Zack Hutchins
Director of Communications

May 19, 1999 

Governor embraces Council's workers' comp priorities
Urges cap on benefits for permanent partial disability, objective medical guidelines

Governor Pataki has proposed two workers' compensation reforms that are long-time Business Council priorities: a cap on permanent partial disability payments and use of objective medical guidelines to determine the degree of impairment in such cases.

The Governor estimated that the reforms would reduce rates paid by employers an average 24.3 percent for savings of $631.8 million.

Workers' compensation reform is a business priority because this cost of doing business remains well above average in New York. In 1998, New York's workers' comp costs were the nation's 10th highest, 20 percent above the national average.

The Governor proposed capping maximum wage-replacement benefits for permanent partial disabilities at 700 weeks, which is over 13 years.

This is a priority reform because permanent partial disability cases account for over half of New York's workers' compensation claims costs.

Governor Pataki's plan would provide supplemental benefits to workers who are judged to be more than 15 percent impaired. The cap would apply only to wage-replacement benefits; medical benefits would continue forever.

"Despite tremendous progress under the Pataki reforms, workers' compensation rates are still too high," said Assembly Minority Leader John Faso."Use of objective medical guidelines will further reduce rates and encourage more job growth in New York."

"Under Governor Pataki's leadership, New York has made tremendous progress in reining in the cost of workers' compensation, while ensuring essential benefits to injured workers," said Business Council President Daniel B. Walsh. "But competitor states still have costs considerably below ours. That's why the Governor's new proposal, which will reduce costs even further, is so essential to strengthening New York's comeback."

Twenty-nine other states and the District of Columbia already cap indemnity benefits for permanent partial disabilities.

The Governor also urged use of objective medical guidelines to measure physical disability in cases of permanent partial disability. Thirty-nine other states already use such guidelines to help keep benefits for specific injuries consistent.

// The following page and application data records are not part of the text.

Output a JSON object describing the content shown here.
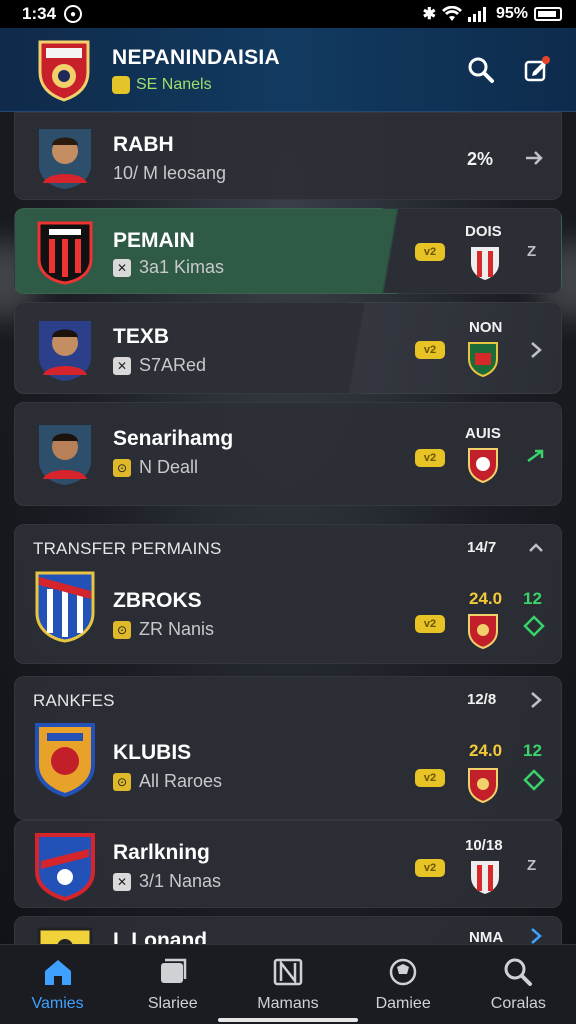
{
  "status": {
    "time": "1:34",
    "battery": "95%"
  },
  "header": {
    "title": "NEPANINDAISIA",
    "subtitle": "SE Nanels"
  },
  "colors": {
    "accent": "#3ea1ff",
    "gold": "#f3c93a",
    "green": "#39d36b",
    "activeRow": "#2f5a46"
  },
  "players": [
    {
      "name": "RABH",
      "sub": "10/ M leosang",
      "right": "2%"
    },
    {
      "name": "PEMAIN",
      "sub": "3a1 Kimas",
      "head": "DOIS"
    },
    {
      "name": "TEXB",
      "sub": "S7ARed",
      "head": "NON"
    },
    {
      "name": "Senarihamg",
      "sub": "N Deall",
      "head": "AUIS"
    }
  ],
  "sections": [
    {
      "title": "TRANSFER PERMAINS",
      "col": "14/7",
      "club": "ZBROKS",
      "sub": "ZR Nanis",
      "gold": "24.0",
      "green": "12"
    },
    {
      "title": "RANKFES",
      "col": "12/8",
      "club": "KLUBIS",
      "sub": "All Raroes",
      "gold": "24.0",
      "green": "12"
    }
  ],
  "ranking": {
    "name": "Rarlkning",
    "sub": "3/1 Nanas",
    "head": "10/18"
  },
  "last_row": {
    "name": "L Lonand",
    "head": "NMA"
  },
  "nav": [
    {
      "label": "Vamies",
      "icon": "home-icon"
    },
    {
      "label": "Slariee",
      "icon": "card-icon"
    },
    {
      "label": "Mamans",
      "icon": "pitch-icon"
    },
    {
      "label": "Damiee",
      "icon": "ball-icon"
    },
    {
      "label": "Coralas",
      "icon": "search-icon"
    }
  ]
}
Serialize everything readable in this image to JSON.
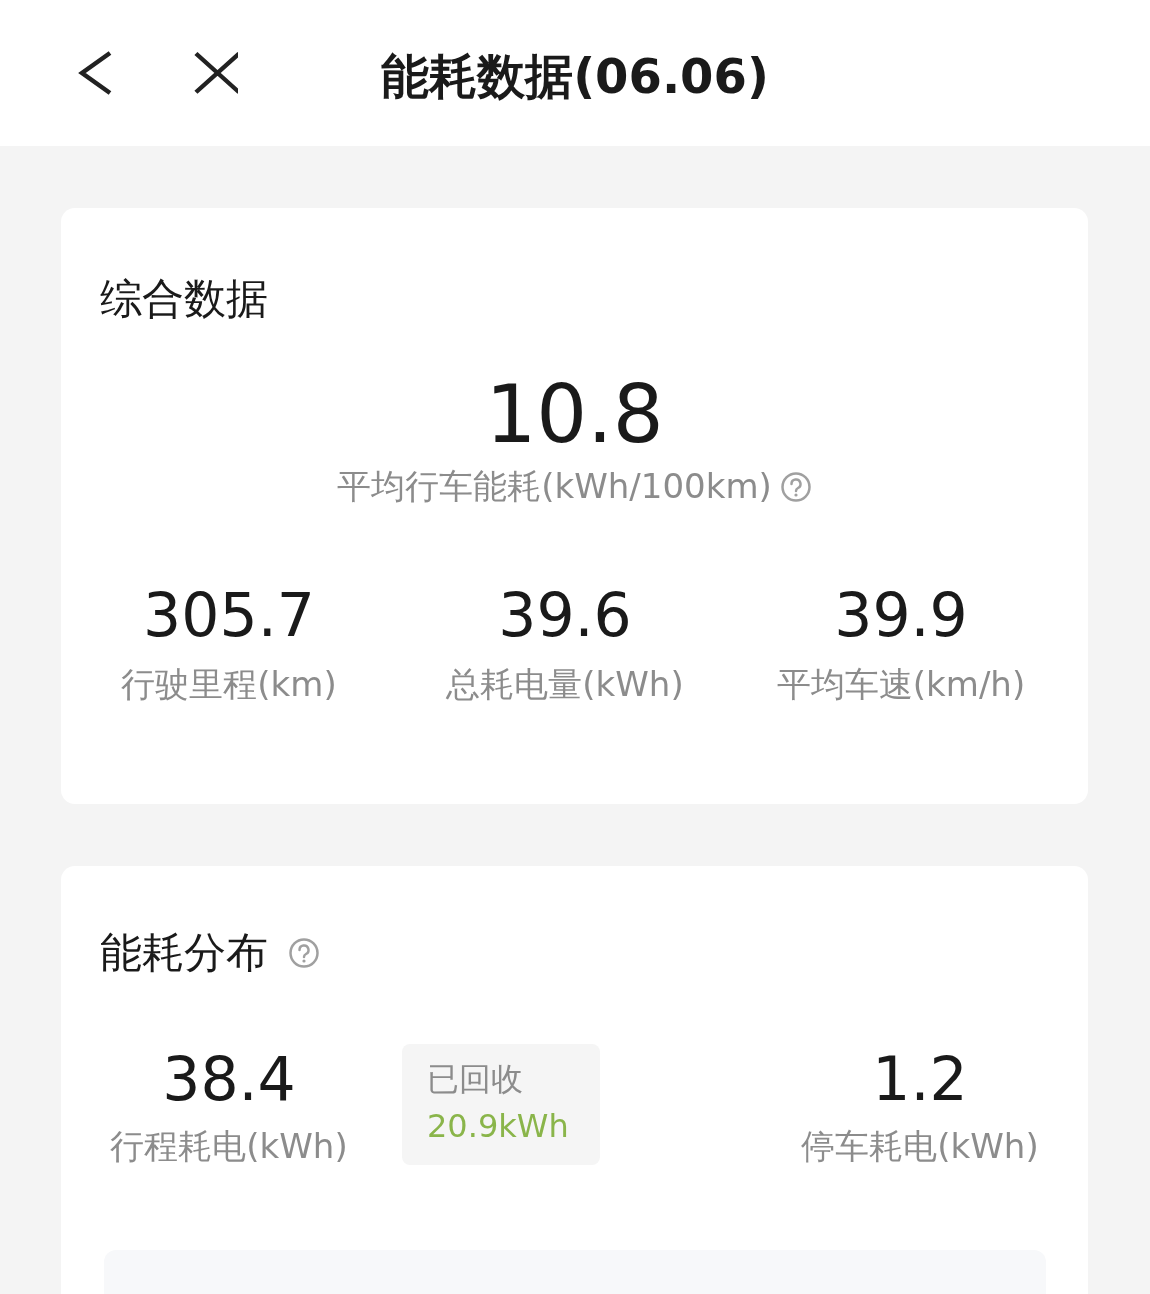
{
  "header": {
    "title": "能耗数据(06.06)"
  },
  "summary": {
    "title": "综合数据",
    "main": {
      "value": "10.8",
      "label": "平均行车能耗(kWh/100km)"
    },
    "stats": [
      {
        "value": "305.7",
        "label": "行驶里程(km)"
      },
      {
        "value": "39.6",
        "label": "总耗电量(kWh)"
      },
      {
        "value": "39.9",
        "label": "平均车速(km/h)"
      }
    ]
  },
  "distribution": {
    "title": "能耗分布",
    "stats": [
      {
        "value": "38.4",
        "label": "行程耗电(kWh)"
      },
      {
        "value": "1.2",
        "label": "停车耗电(kWh)"
      }
    ],
    "recovered": {
      "label": "已回收",
      "value": "20.9kWh"
    }
  }
}
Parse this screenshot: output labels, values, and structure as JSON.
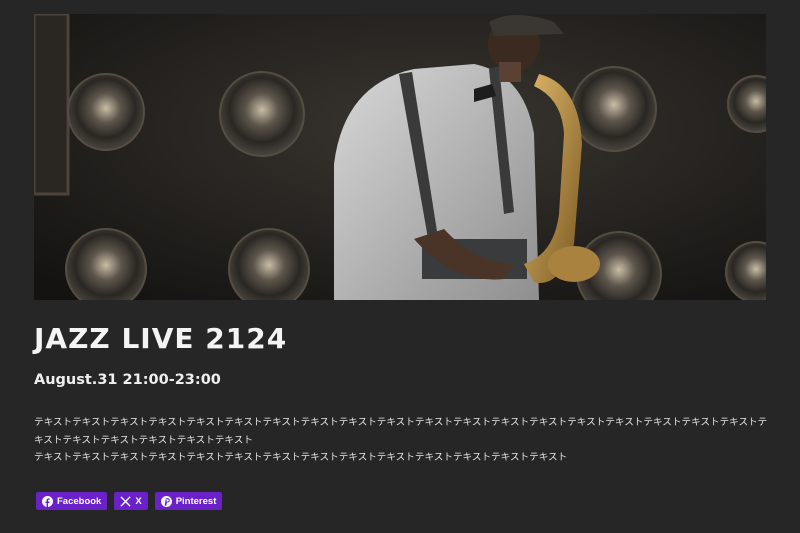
{
  "event": {
    "title": "JAZZ LIVE 2124",
    "datetime": "August.31 21:00-23:00",
    "description_lines": [
      "テキストテキストテキストテキストテキストテキストテキストテキストテキストテキストテキストテキストテキストテキストテキストテキストテキストテキストテキストテキストテキストテキストテキストテキストテキスト",
      "テキストテキストテキストテキストテキストテキストテキストテキストテキストテキストテキストテキストテキストテキスト"
    ]
  },
  "hero": {
    "icon": "saxophone-player-photo"
  },
  "share": {
    "accent": "#6b21c8",
    "buttons": [
      {
        "label": "Facebook",
        "icon": "facebook-icon"
      },
      {
        "label": "X",
        "icon": "x-icon"
      },
      {
        "label": "Pinterest",
        "icon": "pinterest-icon"
      }
    ]
  }
}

At present, benefits for permanent partial disabilities are based on two factors: a schedule for certain body parts and a subjective formula for other permanent partial disabilities.

The scheduled benefits are payable even if the worker returns to work at full wages. However, claimants can also get "non-scheduled" benefits, which are determined subjectively by the Workers' Compensation judge.

Because there is no formula for these benefits, two claimants with the same injury could get very different awards.

If enacted, this would be the second major workers' comp reform law in the Pataki administration.

Reforms enacted in 1996 limited the ability of third parties to sue New York employers, mandated safety programs for some employers based on safety records, created new anti-fraud protections, and helped reduce costly delays in the workers' comp system. These reforms helped cut rates 38 percent over four years.

Also last week, the Compensation Insurance Rating Board recommended an average increase of 17 percent in workers' compensation insurance rates for the 12-month period beginning October 1. This proposed increase must be approved by the state Insurance Department.

Such an increase would be "a shock and a disappointment," said Stacey Hengsterman, The Council's workers' compensation analyst. "We have not yet heard the arguments to justify such an increase," she added. "We hope such an increase can be avoided."

"This recommendation shows that New York needs more reform to makes these costs more competitive," said Stacey Hengsterman, The Council's workers' comp analyst.

"We will study the proposed rate increase to ascertain what has changed from last year to justify it."